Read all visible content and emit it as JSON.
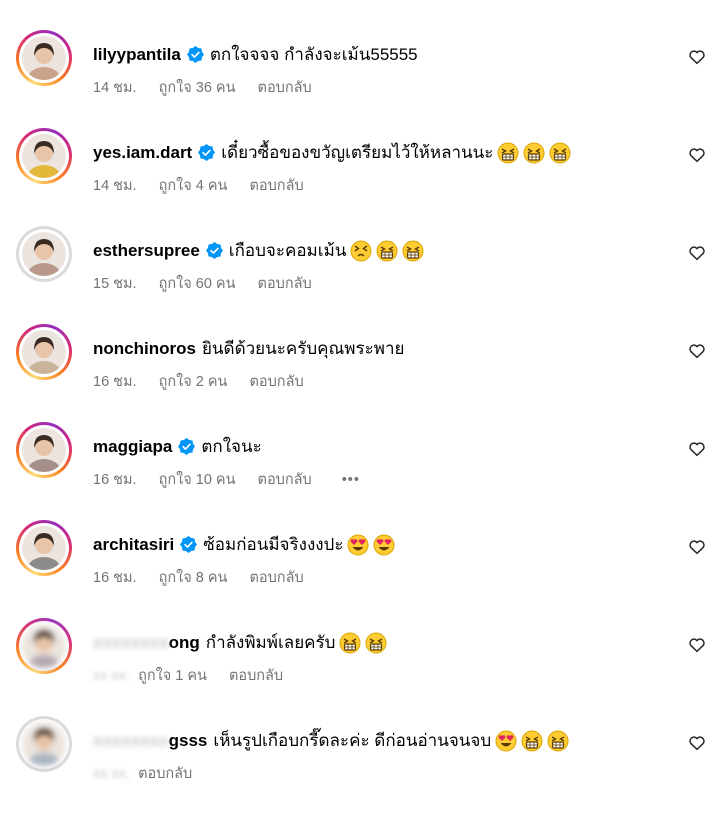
{
  "comments": [
    {
      "username": "lilyypantila",
      "verified": true,
      "text": "ตกใจจจจ กำลังจะเม้น55555",
      "emojis": [],
      "time": "14 ชม.",
      "likes": "ถูกใจ 36 คน",
      "reply": "ตอบกลับ",
      "avatar_color": "#c9a38a",
      "ring": "story"
    },
    {
      "username": "yes.iam.dart",
      "verified": true,
      "text": "เดี๋ยวซื้อของขวัญเตรียมไว้ให้หลานนะ",
      "emojis": [
        "grinning-squint",
        "grinning-squint",
        "grinning-squint"
      ],
      "time": "14 ชม.",
      "likes": "ถูกใจ 4 คน",
      "reply": "ตอบกลับ",
      "avatar_color": "#e3b93b",
      "ring": "story"
    },
    {
      "username": "esthersupree",
      "verified": true,
      "text": "เกือบจะคอมเม้น",
      "emojis": [
        "squint",
        "grinning-squint",
        "grinning-squint"
      ],
      "time": "15 ชม.",
      "likes": "ถูกใจ 60 คน",
      "reply": "ตอบกลับ",
      "avatar_color": "#b8988a",
      "ring": "plain"
    },
    {
      "username": "nonchinoros",
      "verified": false,
      "text": "ยินดีด้วยนะครับคุณพระพาย",
      "emojis": [],
      "time": "16 ชม.",
      "likes": "ถูกใจ 2 คน",
      "reply": "ตอบกลับ",
      "avatar_color": "#c9b49a",
      "ring": "story"
    },
    {
      "username": "maggiapa",
      "verified": true,
      "text": "ตกใจนะ",
      "emojis": [],
      "time": "16 ชม.",
      "likes": "ถูกใจ 10 คน",
      "reply": "ตอบกลับ",
      "more": "•••",
      "avatar_color": "#a58f8a",
      "ring": "story"
    },
    {
      "username": "architasiri",
      "verified": true,
      "text": "ซ้อมก่อนมีจริงงงปะ",
      "emojis": [
        "heart-eyes",
        "heart-eyes"
      ],
      "time": "16 ชม.",
      "likes": "ถูกใจ 8 คน",
      "reply": "ตอบกลับ",
      "avatar_color": "#8c8c8c",
      "ring": "story"
    },
    {
      "username": "ong",
      "verified": false,
      "text": "กำลังพิมพ์เลยครับ",
      "emojis": [
        "grinning-squint",
        "grinning-squint"
      ],
      "time": "",
      "likes": "ถูกใจ 1 คน",
      "reply": "ตอบกลับ",
      "avatar_color": "#b4a7b0",
      "ring": "story",
      "blurred": true
    },
    {
      "username": "gsss",
      "verified": false,
      "text": "เห็นรูปเกือบกรี๊ดละค่ะ ดีก่อนอ่านจนจบ",
      "emojis": [
        "heart-eyes",
        "grinning-squint",
        "grinning-squint"
      ],
      "time": "",
      "likes": "",
      "reply": "ตอบกลับ",
      "avatar_color": "#a9b4bf",
      "ring": "plain",
      "blurred": true
    }
  ],
  "icons": {
    "like": "heart-outline-icon",
    "verified": "verified-badge-icon"
  },
  "colors": {
    "verified": "#0095f6",
    "meta": "#737373",
    "text": "#000000"
  }
}
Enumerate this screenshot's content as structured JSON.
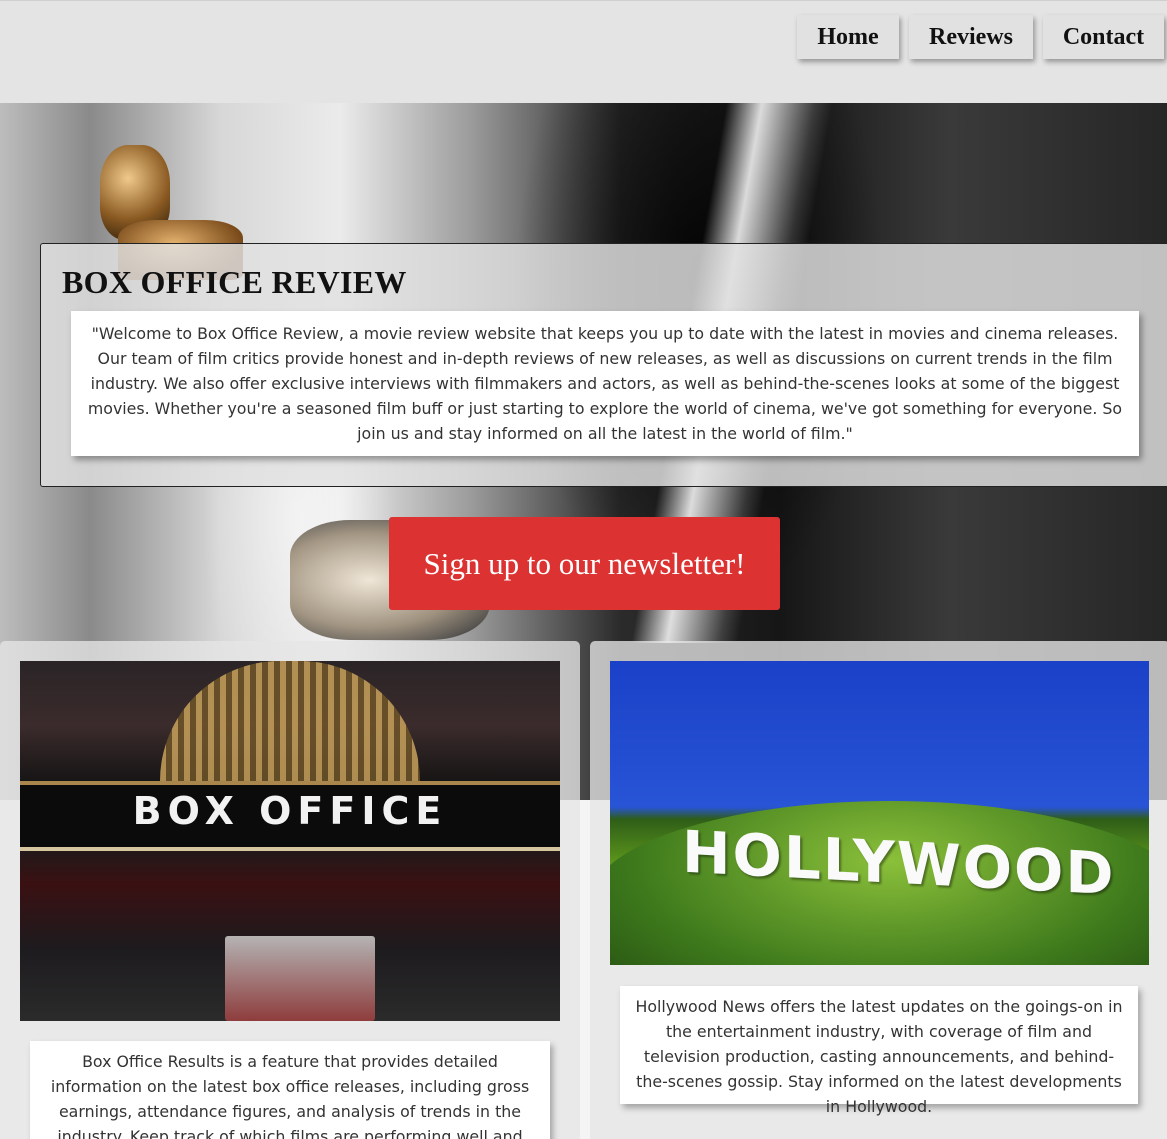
{
  "nav": {
    "home": "Home",
    "reviews": "Reviews",
    "contact": "Contact"
  },
  "hero": {
    "title": "BOX OFFICE REVIEW",
    "intro": "\"Welcome to Box Office Review, a movie review website that keeps you up to date with the latest in movies and cinema releases. Our team of film critics provide honest and in-depth reviews of new releases, as well as discussions on current trends in the film industry. We also offer exclusive interviews with filmmakers and actors, as well as behind-the-scenes looks at some of the biggest movies. Whether you're a seasoned film buff or just starting to explore the world of cinema, we've got something for everyone. So join us and stay informed on all the latest in the world of film.\"",
    "cta": "Sign up to our newsletter!"
  },
  "cards": [
    {
      "image_text": "BOX OFFICE",
      "text": "Box Office Results is a feature that provides detailed information on the latest box office releases, including gross earnings, attendance figures, and analysis of trends in the industry. Keep track of which films are performing well and"
    },
    {
      "image_text": "HOLLYWOOD",
      "text": "Hollywood News offers the latest updates on the goings-on in the entertainment industry, with coverage of film and television production, casting announcements, and behind-the-scenes gossip. Stay informed on the latest developments in Hollywood."
    }
  ],
  "colors": {
    "cta": "#dc3232",
    "navbar": "#e4e4e4"
  }
}
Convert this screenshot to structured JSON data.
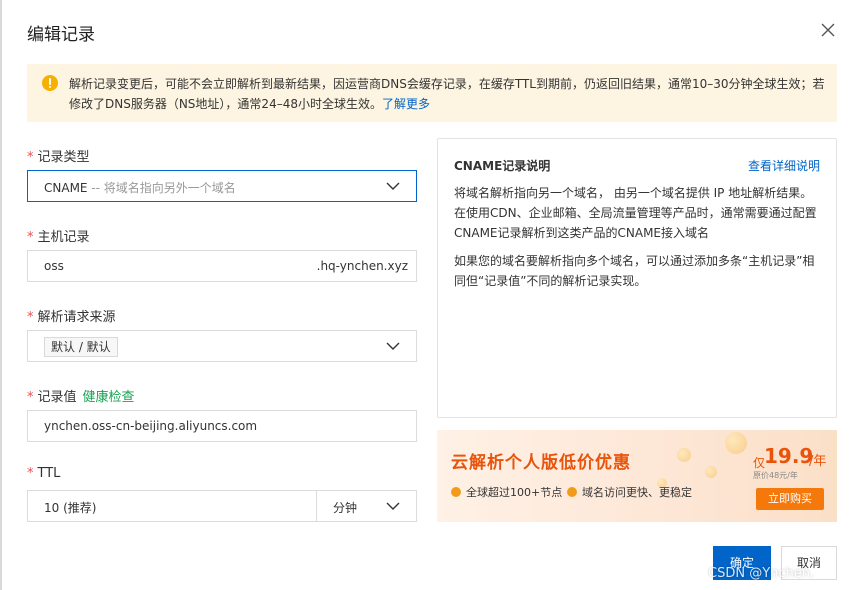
{
  "dialog": {
    "title": "编辑记录"
  },
  "notice": {
    "text": "解析记录变更后，可能不会立即解析到最新结果，因运营商DNS会缓存记录，在缓存TTL到期前，仍返回旧结果，通常10–30分钟全球生效；若修改了DNS服务器（NS地址），通常24–48小时全球生效。",
    "link": "了解更多"
  },
  "form": {
    "record_type": {
      "label": "记录类型",
      "value": "CNAME",
      "hint": "-- 将域名指向另外一个域名"
    },
    "host": {
      "label": "主机记录",
      "value": "oss",
      "suffix": ".hq-ynchen.xyz"
    },
    "source": {
      "label": "解析请求来源",
      "value": "默认 / 默认"
    },
    "record_value": {
      "label": "记录值",
      "health_check": "健康检查",
      "value": "ynchen.oss-cn-beijing.aliyuncs.com"
    },
    "ttl": {
      "label": "TTL",
      "value": "10 (推荐)",
      "unit": "分钟"
    }
  },
  "info": {
    "title": "CNAME记录说明",
    "link": "查看详细说明",
    "para1": "将域名解析指向另一个域名， 由另一个域名提供 IP 地址解析结果。在使用CDN、企业邮箱、全局流量管理等产品时，通常需要通过配置CNAME记录解析到这类产品的CNAME接入域名",
    "para2": "如果您的域名要解析指向多个域名，可以通过添加多条“主机记录”相同但“记录值”不同的解析记录实现。"
  },
  "promo": {
    "title": "云解析个人版低价优惠",
    "feature1": "全球超过100+节点",
    "feature2": "域名访问更快、更稳定",
    "price_prefix": "仅",
    "price": "19.9",
    "price_unit": "/年",
    "original_price": "原价48元/年",
    "buy": "立即购买"
  },
  "footer": {
    "ok": "确定",
    "cancel": "取消"
  },
  "watermark": "CSDN @Ynchen.",
  "colors": {
    "primary": "#0064c8",
    "notice_bg": "#fdf5e1",
    "required": "#e84e4e",
    "health": "#15a351",
    "promo_orange": "#f5780b"
  }
}
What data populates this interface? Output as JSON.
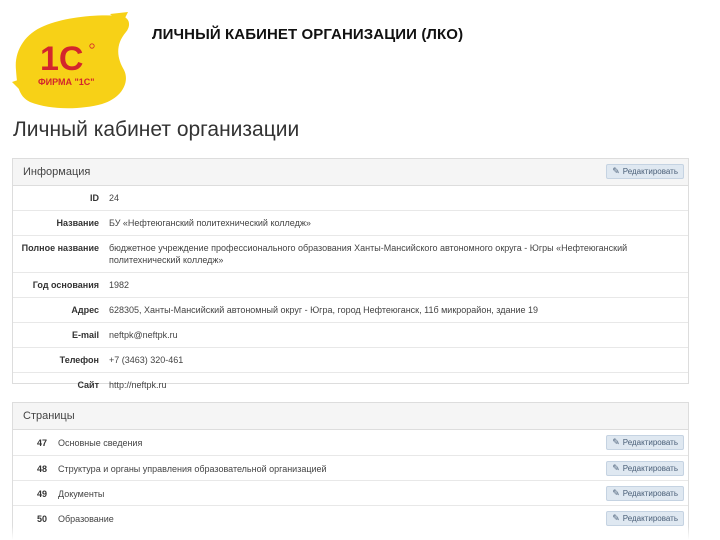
{
  "slide": {
    "title": "ЛИЧНЫЙ КАБИНЕТ ОРГАНИЗАЦИИ (ЛКО)",
    "logo_text": "ФИРМА \"1С\"",
    "logo_mark": "1С"
  },
  "page": {
    "heading": "Личный кабинет организации"
  },
  "info": {
    "title": "Информация",
    "edit_label": "Редактировать",
    "rows": [
      {
        "label": "ID",
        "value": "24"
      },
      {
        "label": "Название",
        "value": "БУ «Нефтеюганский политехнический колледж»"
      },
      {
        "label": "Полное название",
        "value": "бюджетное учреждение профессионального образования Ханты-Мансийского автономного округа - Югры «Нефтеюганский политехнический колледж»"
      },
      {
        "label": "Год основания",
        "value": "1982"
      },
      {
        "label": "Адрес",
        "value": "628305, Ханты-Мансийский автономный округ - Югра, город Нефтеюганск, 11б микрорайон, здание 19"
      },
      {
        "label": "E-mail",
        "value": "neftpk@neftpk.ru"
      },
      {
        "label": "Телефон",
        "value": "+7 (3463) 320-461"
      },
      {
        "label": "Сайт",
        "value": "http://neftpk.ru"
      }
    ]
  },
  "pages": {
    "title": "Страницы",
    "edit_label": "Редактировать",
    "items": [
      {
        "id": "47",
        "name": "Основные сведения"
      },
      {
        "id": "48",
        "name": "Структура и органы управления образовательной организацией"
      },
      {
        "id": "49",
        "name": "Документы"
      },
      {
        "id": "50",
        "name": "Образование"
      }
    ]
  },
  "colors": {
    "logo_yellow": "#f7d117",
    "logo_red": "#d3262c",
    "button_bg": "#dfe8f1"
  }
}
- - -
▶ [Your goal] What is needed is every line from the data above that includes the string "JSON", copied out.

▶ [Result]
Read all visible content and emit it as JSON.
Enumerate this screenshot's content as structured JSON.
Convert this screenshot to structured JSON data.
What data populates this interface? Output as JSON.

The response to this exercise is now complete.